Please repeat all of the listing exactly.

<<<<

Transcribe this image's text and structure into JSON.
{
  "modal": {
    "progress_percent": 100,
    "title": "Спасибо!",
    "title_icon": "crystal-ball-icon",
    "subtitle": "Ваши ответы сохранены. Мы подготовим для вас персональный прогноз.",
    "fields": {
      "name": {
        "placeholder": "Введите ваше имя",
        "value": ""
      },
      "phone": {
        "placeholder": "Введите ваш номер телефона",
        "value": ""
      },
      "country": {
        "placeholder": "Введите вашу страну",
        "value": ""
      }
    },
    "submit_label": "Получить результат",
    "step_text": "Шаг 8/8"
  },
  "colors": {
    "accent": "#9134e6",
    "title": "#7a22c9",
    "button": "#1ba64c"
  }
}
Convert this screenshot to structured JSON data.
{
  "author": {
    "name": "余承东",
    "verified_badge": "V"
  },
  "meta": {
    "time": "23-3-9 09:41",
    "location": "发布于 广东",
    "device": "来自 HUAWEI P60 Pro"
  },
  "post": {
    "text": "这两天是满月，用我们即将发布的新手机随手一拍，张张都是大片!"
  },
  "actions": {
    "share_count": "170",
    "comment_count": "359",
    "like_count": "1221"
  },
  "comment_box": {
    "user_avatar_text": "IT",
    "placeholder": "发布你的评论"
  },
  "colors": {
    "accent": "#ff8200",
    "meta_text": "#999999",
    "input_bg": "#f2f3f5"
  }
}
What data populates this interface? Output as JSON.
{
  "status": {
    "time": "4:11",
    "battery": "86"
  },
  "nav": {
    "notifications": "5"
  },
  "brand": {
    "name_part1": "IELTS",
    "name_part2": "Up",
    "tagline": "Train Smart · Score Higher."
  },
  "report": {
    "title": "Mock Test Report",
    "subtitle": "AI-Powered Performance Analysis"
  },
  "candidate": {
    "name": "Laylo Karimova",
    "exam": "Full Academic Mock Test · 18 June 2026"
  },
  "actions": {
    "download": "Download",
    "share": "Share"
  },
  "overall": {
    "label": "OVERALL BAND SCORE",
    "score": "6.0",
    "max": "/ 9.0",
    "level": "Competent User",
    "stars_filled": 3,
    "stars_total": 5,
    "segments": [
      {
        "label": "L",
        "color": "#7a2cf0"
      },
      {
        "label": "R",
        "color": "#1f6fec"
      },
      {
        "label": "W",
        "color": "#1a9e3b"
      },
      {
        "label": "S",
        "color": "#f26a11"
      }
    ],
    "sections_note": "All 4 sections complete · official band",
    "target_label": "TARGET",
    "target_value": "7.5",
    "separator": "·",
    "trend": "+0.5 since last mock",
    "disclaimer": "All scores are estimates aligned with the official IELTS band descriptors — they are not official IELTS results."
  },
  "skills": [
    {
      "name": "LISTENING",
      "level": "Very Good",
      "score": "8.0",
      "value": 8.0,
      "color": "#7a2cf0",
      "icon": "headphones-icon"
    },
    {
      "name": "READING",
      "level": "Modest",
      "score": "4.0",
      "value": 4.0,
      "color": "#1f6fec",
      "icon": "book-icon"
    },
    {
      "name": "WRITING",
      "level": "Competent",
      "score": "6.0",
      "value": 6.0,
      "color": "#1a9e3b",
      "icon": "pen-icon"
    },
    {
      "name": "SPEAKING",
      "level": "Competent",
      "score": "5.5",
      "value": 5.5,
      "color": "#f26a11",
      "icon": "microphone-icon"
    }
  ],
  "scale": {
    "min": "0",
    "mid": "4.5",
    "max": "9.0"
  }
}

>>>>

* **RESPONSE AREA**
Transcribe this image's text and structure into JSON.
{
  "modal": {
    "progress_percent": 100,
    "title": "Спасибо!",
    "title_icon": "crystal-ball-icon",
    "subtitle": "Ваши ответы сохранены. Мы подготовим для вас персональный прогноз.",
    "fields": {
      "name": {
        "placeholder": "Введите ваше имя",
        "value": ""
      },
      "phone": {
        "placeholder": "Введите ваш номер телефона",
        "value": ""
      },
      "country": {
        "placeholder": "Введите вашу страну",
        "value": ""
      }
    },
    "submit_label": "Получить результат",
    "step_text": "Шаг 8/8"
  },
  "colors": {
    "accent": "#9134e6",
    "title": "#7a22c9",
    "button": "#1ba64c"
  }
}
Convert this screenshot to structured JSON data.
{
  "author": {
    "name": "余承东",
    "verified_badge": "V"
  },
  "meta": {
    "time": "23-3-9 09:41",
    "location": "发布于 广东",
    "device": "来自 HUAWEI P60 Pro"
  },
  "post": {
    "text": "这两天是满月，用我们即将发布的新手机随手一拍，张张都是大片!"
  },
  "actions": {
    "share_count": "170",
    "comment_count": "359",
    "like_count": "1221"
  },
  "comment_box": {
    "user_avatar_text": "IT",
    "placeholder": "发布你的评论"
  },
  "colors": {
    "accent": "#ff8200",
    "meta_text": "#999999",
    "input_bg": "#f2f3f5"
  }
}
What data populates this interface? Output as JSON.
{
  "status": {
    "time": "4:11",
    "battery": "86"
  },
  "nav": {
    "notifications": "5"
  },
  "brand": {
    "name_part1": "IELTS",
    "name_part2": "Up",
    "tagline": "Train Smart · Score Higher."
  },
  "report": {
    "title": "Mock Test Report",
    "subtitle": "AI-Powered Performance Analysis"
  },
  "candidate": {
    "name": "Laylo Karimova",
    "exam": "Full Academic Mock Test · 18 June 2026"
  },
  "actions": {
    "download": "Download",
    "share": "Share"
  },
  "overall": {
    "label": "OVERALL BAND SCORE",
    "score": "6.0",
    "max": "/ 9.0",
    "level": "Competent User",
    "stars_filled": 3,
    "stars_total": 5,
    "segments": [
      {
        "label": "L",
        "color": "#7a2cf0"
      },
      {
        "label": "R",
        "color": "#1f6fec"
      },
      {
        "label": "W",
        "color": "#1a9e3b"
      },
      {
        "label": "S",
        "color": "#f26a11"
      }
    ],
    "sections_note": "All 4 sections complete · official band",
    "target_label": "TARGET",
    "target_value": "7.5",
    "separator": "·",
    "trend": "+0.5 since last mock",
    "disclaimer": "All scores are estimates aligned with the official IELTS band descriptors — they are not official IELTS results."
  },
  "skills": [
    {
      "name": "LISTENING",
      "level": "Very Good",
      "score": "8.0",
      "value": 8.0,
      "color": "#7a2cf0",
      "icon": "headphones-icon"
    },
    {
      "name": "READING",
      "level": "Modest",
      "score": "4.0",
      "value": 4.0,
      "color": "#1f6fec",
      "icon": "book-icon"
    },
    {
      "name": "WRITING",
      "level": "Competent",
      "score": "6.0",
      "value": 6.0,
      "color": "#1a9e3b",
      "icon": "pen-icon"
    },
    {
      "name": "SPEAKING",
      "level": "Competent",
      "score": "5.5",
      "value": 5.5,
      "color": "#f26a11",
      "icon": "microphone-icon"
    }
  ],
  "scale": {
    "min": "0",
    "mid": "4.5",
    "max": "9.0"
  }
}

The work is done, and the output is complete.